What is required:
The answer must consist of every line in the records below that contains the string "已跳过加载符号".

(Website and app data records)
Content starts
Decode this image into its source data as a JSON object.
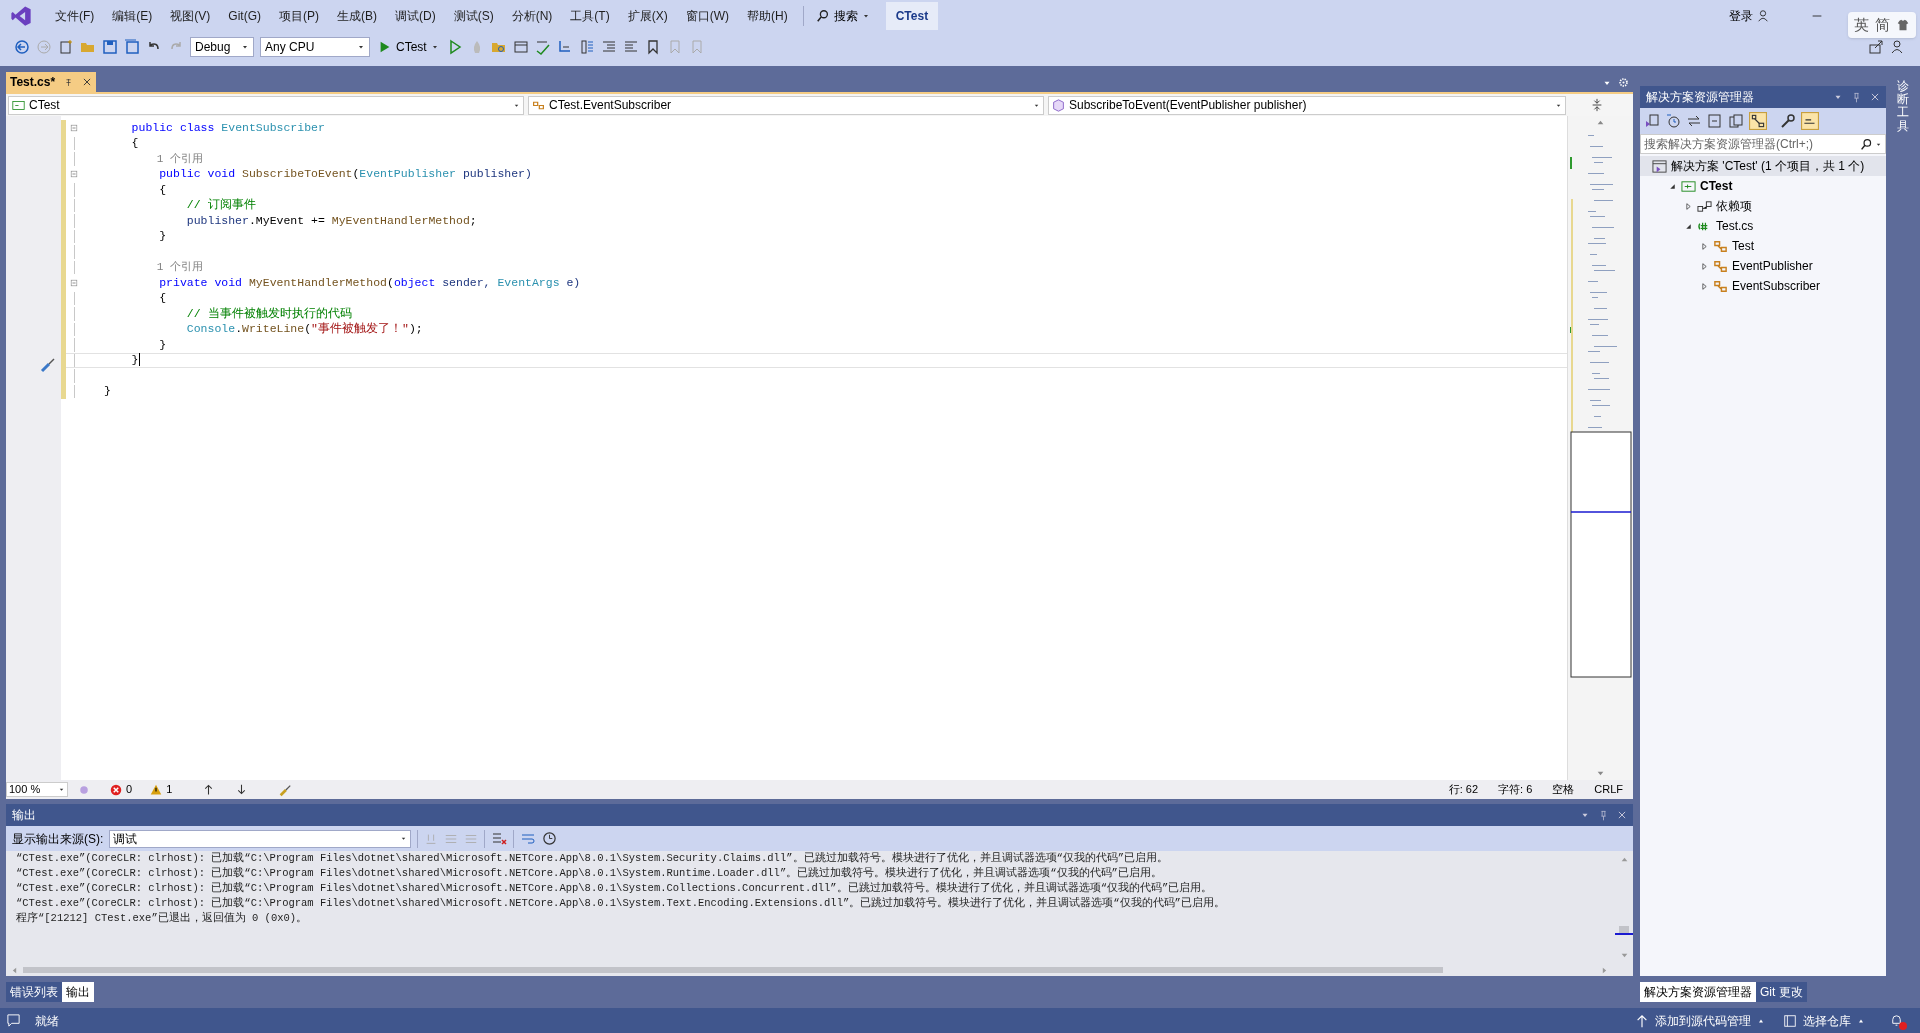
{
  "menu": [
    "文件(F)",
    "编辑(E)",
    "视图(V)",
    "Git(G)",
    "项目(P)",
    "生成(B)",
    "调试(D)",
    "测试(S)",
    "分析(N)",
    "工具(T)",
    "扩展(X)",
    "窗口(W)",
    "帮助(H)"
  ],
  "search_button": "搜索",
  "solution_badge": "CTest",
  "login": "登录",
  "ime": [
    "英",
    "简"
  ],
  "toolbar": {
    "config": "Debug",
    "platform": "Any CPU",
    "run": "CTest"
  },
  "doc_tabs": [
    {
      "label": "Test.cs*",
      "selected": true
    }
  ],
  "nav": [
    "CTest",
    "CTest.EventSubscriber",
    "SubscribeToEvent(EventPublisher publisher)"
  ],
  "code_lines": [
    {
      "fold": true,
      "current": false,
      "tokens": [
        {
          "text": "    public class ",
          "kind": "kw"
        },
        {
          "text": "EventSubscriber",
          "kind": "type"
        }
      ]
    },
    {
      "fold": false,
      "current": false,
      "tokens": [
        {
          "text": "    {",
          "kind": "plain"
        }
      ]
    },
    {
      "fold": false,
      "current": false,
      "tokens": [
        {
          "text": "        1 个引用",
          "kind": "lens"
        }
      ]
    },
    {
      "fold": true,
      "current": false,
      "tokens": [
        {
          "text": "        public void ",
          "kind": "kw"
        },
        {
          "text": "SubscribeToEvent",
          "kind": "method"
        },
        {
          "text": "(",
          "kind": "plain"
        },
        {
          "text": "EventPublisher",
          "kind": "type"
        },
        {
          "text": " publisher)",
          "kind": "param"
        }
      ]
    },
    {
      "fold": false,
      "current": false,
      "tokens": [
        {
          "text": "        {",
          "kind": "plain"
        }
      ]
    },
    {
      "fold": false,
      "current": false,
      "tokens": [
        {
          "text": "            // 订阅事件",
          "kind": "comment"
        }
      ]
    },
    {
      "fold": false,
      "current": false,
      "tokens": [
        {
          "text": "            publisher",
          "kind": "param"
        },
        {
          "text": ".MyEvent += ",
          "kind": "plain"
        },
        {
          "text": "MyEventHandlerMethod",
          "kind": "method"
        },
        {
          "text": ";",
          "kind": "plain"
        }
      ]
    },
    {
      "fold": false,
      "current": false,
      "tokens": [
        {
          "text": "        }",
          "kind": "plain"
        }
      ]
    },
    {
      "fold": false,
      "current": false
    },
    {
      "fold": false,
      "current": false,
      "tokens": [
        {
          "text": "        1 个引用",
          "kind": "lens"
        }
      ]
    },
    {
      "fold": true,
      "current": false,
      "tokens": [
        {
          "text": "        private void ",
          "kind": "kw"
        },
        {
          "text": "MyEventHandlerMethod",
          "kind": "method"
        },
        {
          "text": "(",
          "kind": "plain"
        },
        {
          "text": "object",
          "kind": "kw"
        },
        {
          "text": " sender, ",
          "kind": "param"
        },
        {
          "text": "EventArgs",
          "kind": "type"
        },
        {
          "text": " e)",
          "kind": "param"
        }
      ]
    },
    {
      "fold": false,
      "current": false,
      "tokens": [
        {
          "text": "        {",
          "kind": "plain"
        }
      ]
    },
    {
      "fold": false,
      "current": false,
      "tokens": [
        {
          "text": "            // 当事件被触发时执行的代码",
          "kind": "comment"
        }
      ]
    },
    {
      "fold": false,
      "current": false,
      "tokens": [
        {
          "text": "            Console",
          "kind": "type"
        },
        {
          "text": ".",
          "kind": "plain"
        },
        {
          "text": "WriteLine",
          "kind": "method"
        },
        {
          "text": "(",
          "kind": "plain"
        },
        {
          "text": "\"事件被触发了！\"",
          "kind": "string"
        },
        {
          "text": ");",
          "kind": "plain"
        }
      ]
    },
    {
      "fold": false,
      "current": false,
      "tokens": [
        {
          "text": "        }",
          "kind": "plain"
        }
      ]
    },
    {
      "fold": false,
      "current": true,
      "tokens": [
        {
          "text": "    }",
          "kind": "plain"
        }
      ]
    },
    {
      "fold": false,
      "current": false
    },
    {
      "fold": false,
      "current": false,
      "tokens": [
        {
          "text": "}",
          "kind": "plain"
        }
      ]
    }
  ],
  "editor_status": {
    "zoom": "100 %",
    "errors": "0",
    "warnings": "1",
    "line": "行: 62",
    "col": "字符: 6",
    "spaces": "空格",
    "eol": "CRLF"
  },
  "output": {
    "title": "输出",
    "source_label": "显示输出来源(S):",
    "source": "调试",
    "lines": [
      "“CTest.exe”(CoreCLR: clrhost): 已加载“C:\\Program Files\\dotnet\\shared\\Microsoft.NETCore.App\\8.0.1\\System.Security.Claims.dll”。已跳过加载符号。模块进行了优化，并且调试器选项“仅我的代码”已启用。",
      "“CTest.exe”(CoreCLR: clrhost): 已加载“C:\\Program Files\\dotnet\\shared\\Microsoft.NETCore.App\\8.0.1\\System.Runtime.Loader.dll”。已跳过加载符号。模块进行了优化，并且调试器选项“仅我的代码”已启用。",
      "“CTest.exe”(CoreCLR: clrhost): 已加载“C:\\Program Files\\dotnet\\shared\\Microsoft.NETCore.App\\8.0.1\\System.Collections.Concurrent.dll”。已跳过加载符号。模块进行了优化，并且调试器选项“仅我的代码”已启用。",
      "“CTest.exe”(CoreCLR: clrhost): 已加载“C:\\Program Files\\dotnet\\shared\\Microsoft.NETCore.App\\8.0.1\\System.Text.Encoding.Extensions.dll”。已跳过加载符号。模块进行了优化，并且调试器选项“仅我的代码”已启用。",
      "程序“[21212] CTest.exe”已退出，返回值为 0 (0x0)。"
    ]
  },
  "bottom_tabs": [
    {
      "label": "错误列表",
      "selected": false
    },
    {
      "label": "输出",
      "selected": true
    }
  ],
  "solution_explorer": {
    "title": "解决方案资源管理器",
    "search_placeholder": "搜索解决方案资源管理器(Ctrl+;)",
    "tree": [
      {
        "label": "解决方案 'CTest' (1 个项目，共 1 个)",
        "kind": "solution",
        "selected": true,
        "children": [
          {
            "label": "CTest",
            "kind": "project",
            "selected": false,
            "expanded": true,
            "children": [
              {
                "label": "依赖项",
                "kind": "deps",
                "selected": false,
                "expanded": false
              },
              {
                "label": "Test.cs",
                "kind": "file",
                "selected": false,
                "expanded": true,
                "children": [
                  {
                    "label": "Test",
                    "kind": "class",
                    "selected": false,
                    "expanded": false
                  },
                  {
                    "label": "EventPublisher",
                    "kind": "class",
                    "selected": false,
                    "expanded": false
                  },
                  {
                    "label": "EventSubscriber",
                    "kind": "class",
                    "selected": false,
                    "expanded": false
                  }
                ]
              }
            ]
          }
        ]
      }
    ]
  },
  "side_tabs": [
    {
      "label": "解决方案资源管理器",
      "selected": true
    },
    {
      "label": "Git 更改",
      "selected": false
    }
  ],
  "right_strip": "诊断工具",
  "status": {
    "text": "就绪",
    "source_control": "添加到源代码管理",
    "repo": "选择仓库"
  }
}
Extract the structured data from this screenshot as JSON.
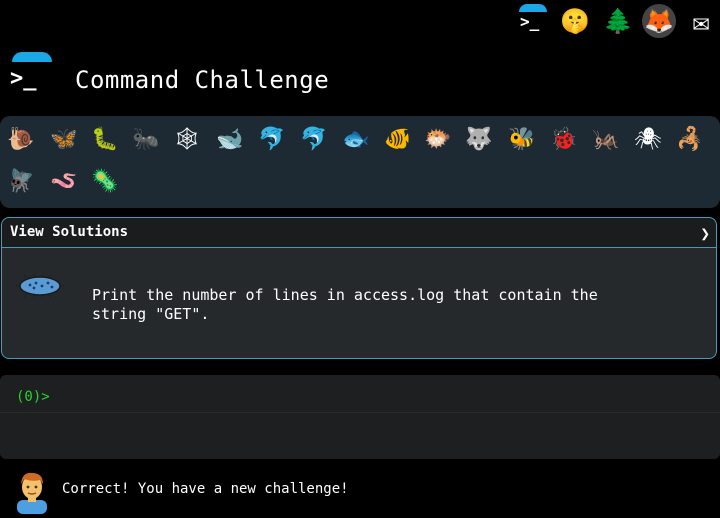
{
  "header": {
    "title": "Command Challenge"
  },
  "topbar": {
    "icons": [
      {
        "name": "terminal-icon",
        "glyph": "terminal"
      },
      {
        "name": "shush-face-icon",
        "glyph": "🤫"
      },
      {
        "name": "tree-icon",
        "glyph": "🌲"
      },
      {
        "name": "gitlab-icon",
        "glyph": "🦊"
      },
      {
        "name": "mail-icon",
        "glyph": "✉"
      }
    ]
  },
  "critters": [
    "🐌",
    "🦋",
    "🐛",
    "🐜",
    "🕸",
    "🐋",
    "🐬",
    "🐬",
    "🐟",
    "🐠",
    "🐡",
    "🐺",
    "🐝",
    "🐞",
    "🦗",
    "🕷",
    "🦂",
    "🪰",
    "🪱",
    "🦠"
  ],
  "challenge": {
    "view_solutions_label": "View Solutions",
    "chevron": "❯",
    "text": "Print the number of lines in access.log that contain the\nstring \"GET\"."
  },
  "terminal": {
    "prompt": "(0)>",
    "input_value": "",
    "input_placeholder": ""
  },
  "status": {
    "message": "Correct! You have a new challenge!"
  },
  "colors": {
    "accent": "#3b9fbd",
    "prompt_green": "#28d428",
    "umbrella_blue": "#1aa7e6",
    "critter_strip_bg": "#1e2a33"
  }
}
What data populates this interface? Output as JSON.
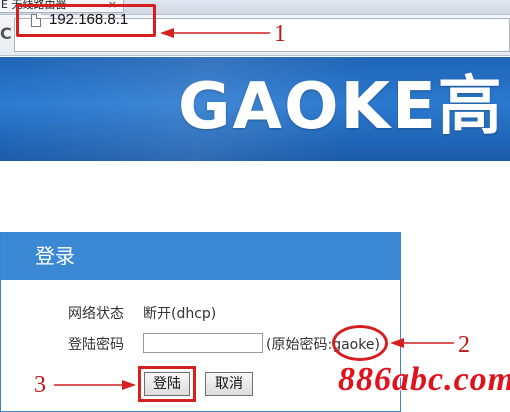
{
  "browser": {
    "tab_title": "E 无线路由器",
    "tab_close": "×",
    "reload_glyph": "C",
    "url": "192.168.8.1"
  },
  "annotations": {
    "n1": "1",
    "n2": "2",
    "n3": "3",
    "accent": "#d62020"
  },
  "banner": {
    "brand_text": "GAOKE高",
    "color": "#2b7ad0"
  },
  "login": {
    "title": "登录",
    "status_label": "网络状态",
    "status_value": "断开(dhcp)",
    "password_label": "登陆密码",
    "password_value": "",
    "password_hint_prefix": "(原始密码:",
    "password_hint_value": "gaoke",
    "password_hint_suffix": ")",
    "login_button": "登陆",
    "cancel_button": "取消",
    "header_color": "#3b89d4"
  },
  "watermark": "886abc.com"
}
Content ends
Solution for this problem:
      "“CTest.exe”(CoreCLR: clrhost): 已加载“C:\\Program Files\\dotnet\\shared\\Microsoft.NETCore.App\\8.0.1\\System.Security.Claims.dll”。已跳过加载符号。模块进行了优化，并且调试器选项“仅我的代码”已启用。",
      "“CTest.exe”(CoreCLR: clrhost): 已加载“C:\\Program Files\\dotnet\\shared\\Microsoft.NETCore.App\\8.0.1\\System.Runtime.Loader.dll”。已跳过加载符号。模块进行了优化，并且调试器选项“仅我的代码”已启用。",
      "“CTest.exe”(CoreCLR: clrhost): 已加载“C:\\Program Files\\dotnet\\shared\\Microsoft.NETCore.App\\8.0.1\\System.Collections.Concurrent.dll”。已跳过加载符号。模块进行了优化，并且调试器选项“仅我的代码”已启用。",
      "“CTest.exe”(CoreCLR: clrhost): 已加载“C:\\Program Files\\dotnet\\shared\\Microsoft.NETCore.App\\8.0.1\\System.Text.Encoding.Extensions.dll”。已跳过加载符号。模块进行了优化，并且调试器选项“仅我的代码”已启用。",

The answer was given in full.